■ The problem ■
The word "zeros" marks the lines to report; pull each of them from the listing.

■ Input ■
- - -

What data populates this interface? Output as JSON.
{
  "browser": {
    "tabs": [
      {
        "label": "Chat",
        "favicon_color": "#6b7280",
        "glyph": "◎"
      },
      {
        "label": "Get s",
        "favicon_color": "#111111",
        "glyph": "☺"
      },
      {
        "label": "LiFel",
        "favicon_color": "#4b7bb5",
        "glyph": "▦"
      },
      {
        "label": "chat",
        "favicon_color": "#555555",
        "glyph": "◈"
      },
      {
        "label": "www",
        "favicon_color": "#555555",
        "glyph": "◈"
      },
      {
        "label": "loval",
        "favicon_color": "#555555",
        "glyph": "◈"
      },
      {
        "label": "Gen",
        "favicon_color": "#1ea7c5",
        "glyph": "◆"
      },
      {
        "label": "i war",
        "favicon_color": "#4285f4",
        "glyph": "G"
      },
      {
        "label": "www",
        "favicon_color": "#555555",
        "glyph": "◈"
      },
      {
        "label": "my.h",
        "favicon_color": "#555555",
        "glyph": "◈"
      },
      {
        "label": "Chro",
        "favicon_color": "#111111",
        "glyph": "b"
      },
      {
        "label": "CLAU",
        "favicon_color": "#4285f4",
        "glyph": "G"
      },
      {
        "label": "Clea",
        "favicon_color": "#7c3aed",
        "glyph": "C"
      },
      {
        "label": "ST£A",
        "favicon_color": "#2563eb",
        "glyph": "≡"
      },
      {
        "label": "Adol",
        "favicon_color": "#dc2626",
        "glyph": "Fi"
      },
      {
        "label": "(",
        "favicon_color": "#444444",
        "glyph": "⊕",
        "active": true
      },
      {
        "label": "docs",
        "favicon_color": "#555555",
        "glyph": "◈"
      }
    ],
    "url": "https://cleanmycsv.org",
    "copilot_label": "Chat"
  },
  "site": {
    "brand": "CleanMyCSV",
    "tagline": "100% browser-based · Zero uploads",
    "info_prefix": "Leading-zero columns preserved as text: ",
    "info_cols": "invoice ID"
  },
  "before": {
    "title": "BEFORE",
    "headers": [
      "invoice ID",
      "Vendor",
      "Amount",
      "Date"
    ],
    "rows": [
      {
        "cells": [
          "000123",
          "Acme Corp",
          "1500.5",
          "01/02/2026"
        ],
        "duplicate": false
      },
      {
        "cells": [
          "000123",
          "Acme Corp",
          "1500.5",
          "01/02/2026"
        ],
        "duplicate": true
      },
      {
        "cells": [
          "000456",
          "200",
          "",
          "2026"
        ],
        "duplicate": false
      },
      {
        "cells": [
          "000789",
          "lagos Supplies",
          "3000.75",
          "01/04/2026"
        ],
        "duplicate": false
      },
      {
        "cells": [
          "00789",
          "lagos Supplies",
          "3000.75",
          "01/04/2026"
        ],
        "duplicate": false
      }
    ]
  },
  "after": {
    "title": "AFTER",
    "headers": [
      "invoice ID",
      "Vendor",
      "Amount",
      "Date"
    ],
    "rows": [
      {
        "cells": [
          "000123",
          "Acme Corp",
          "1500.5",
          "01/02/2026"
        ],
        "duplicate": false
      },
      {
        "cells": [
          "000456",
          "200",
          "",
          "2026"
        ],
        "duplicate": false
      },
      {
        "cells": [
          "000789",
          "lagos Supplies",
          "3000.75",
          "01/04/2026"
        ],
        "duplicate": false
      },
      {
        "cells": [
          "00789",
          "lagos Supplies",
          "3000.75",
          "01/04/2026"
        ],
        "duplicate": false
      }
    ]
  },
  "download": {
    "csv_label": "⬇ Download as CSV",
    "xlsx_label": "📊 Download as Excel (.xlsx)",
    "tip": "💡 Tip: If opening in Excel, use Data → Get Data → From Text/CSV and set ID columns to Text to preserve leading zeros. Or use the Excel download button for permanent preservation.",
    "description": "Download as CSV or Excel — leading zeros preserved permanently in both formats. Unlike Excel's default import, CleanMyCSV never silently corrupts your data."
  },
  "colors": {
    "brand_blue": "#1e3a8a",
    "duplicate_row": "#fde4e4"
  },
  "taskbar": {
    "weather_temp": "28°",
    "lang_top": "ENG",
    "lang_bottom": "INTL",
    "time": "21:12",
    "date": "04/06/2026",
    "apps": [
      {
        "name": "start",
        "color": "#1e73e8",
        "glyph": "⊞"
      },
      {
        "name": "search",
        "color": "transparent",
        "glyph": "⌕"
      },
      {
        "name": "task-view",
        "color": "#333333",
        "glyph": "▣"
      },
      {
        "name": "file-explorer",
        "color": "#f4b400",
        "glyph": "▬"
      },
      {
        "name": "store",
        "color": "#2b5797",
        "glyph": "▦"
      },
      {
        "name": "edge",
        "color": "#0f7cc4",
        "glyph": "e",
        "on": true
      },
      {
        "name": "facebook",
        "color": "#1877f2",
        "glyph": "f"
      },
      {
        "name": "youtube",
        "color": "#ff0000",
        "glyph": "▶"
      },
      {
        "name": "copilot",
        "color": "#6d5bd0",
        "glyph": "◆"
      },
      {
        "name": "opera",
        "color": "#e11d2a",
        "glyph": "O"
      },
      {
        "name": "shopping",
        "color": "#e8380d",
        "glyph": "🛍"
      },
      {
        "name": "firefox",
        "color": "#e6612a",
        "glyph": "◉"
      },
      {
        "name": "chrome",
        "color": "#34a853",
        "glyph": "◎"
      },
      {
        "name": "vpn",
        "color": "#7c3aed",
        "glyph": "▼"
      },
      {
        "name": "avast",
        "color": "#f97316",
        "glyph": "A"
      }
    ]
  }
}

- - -

■ Output below ■
    "tip": "💡 Tip: If opening in Excel, use Data → Get Data → From Text/CSV and set ID columns to Text to preserve leading zeros. Or use the Excel download button for permanent preservation.",
    "description": "Download as CSV or Excel — leading zeros preserved permanently in both formats. Unlike Excel's default import, CleanMyCSV never silently corrupts your data."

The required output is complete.